o Hire a person like the current Sales Manager and allow for up to two years for the new individual to get up to speed.
o Find someone who is currently associated with one of your key customers and who has contacts.
o Adjust your compensation scheme to focus on growth and customer diversification with enhanced commissions for bringing in these accounts.
To ease the transition, start to build a different customer relations structure – one where the CEO has more engagement with key customers.
An alternative to replacing the Sales Manager is to create a different organizational structure. For example, hire a COO who will eventually take over business development as well. Think longer term about to how you want the management structure to grow. Build your future vision of the company into this process.
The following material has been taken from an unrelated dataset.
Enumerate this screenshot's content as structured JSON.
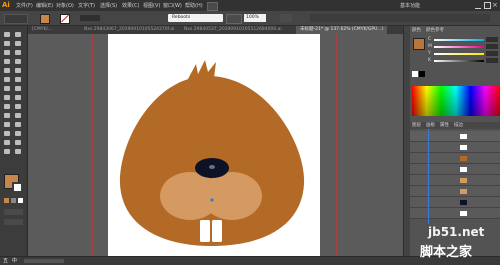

Interview with Greg Hartwell, CEO and Managing Director, Homecare California, Inc.
Situation: Fast growing companies find it difficult to manage consistency and reliability of service as they scale to their next level of growth. They need to systematize what works and leverage technology to enjoy the benefits of scale. How do you build consistency and reliability as you scale up?
Advice from Greg Hartwell:
Invest time and effort to build an experienced management team. As a small company building a new service delivery model, it is helpful for the founders to know all roles so that you have a sense of what’s needed for each role.
Be open to hiring people from other industries. This brings a fresh perspective and broadens the pool of talent. There’s value in industry experience, but attitude and cultural fit are key.
The split between tactical and strategic skills is 80 / 20. Basic skills are necessary, but specialized knowledge can be learned.
Institutionalize how you recruit, screen, hire, train and retain. How do you do it like Disney – attracting and hiring the best of the best?
Know your market and the personality of those who will excel. This greatly simplifies the screening process.
Work hard on training. Our customer-focus starts with our employees. We complement natural talent with training that focuses on soft skills, and on consistency and reliability of service.
Find great advisors who can help build a training and retention system that works for you.
Minimize turnover by compensating people well, and treating them even better. Build a culture of recognition and shared experience that emphasizes the importance of the team and its members.
Embrace technology which enhances your ability to scale.
Don’t wait for something bad to happen and then rush to fix it. Anticipate and prevent mishaps.
Leverage communication technologies to tighten the bond between client and provider agency. Provide added services that are valuable and affordable.
Hand-held device technology is developing rapidly. Leverage this to increase consistency and reliability of service, enhance case reporting, reduce human error, reduce the ratio of supervisors to caregivers, and increase productivity. Be at the head of your industry class!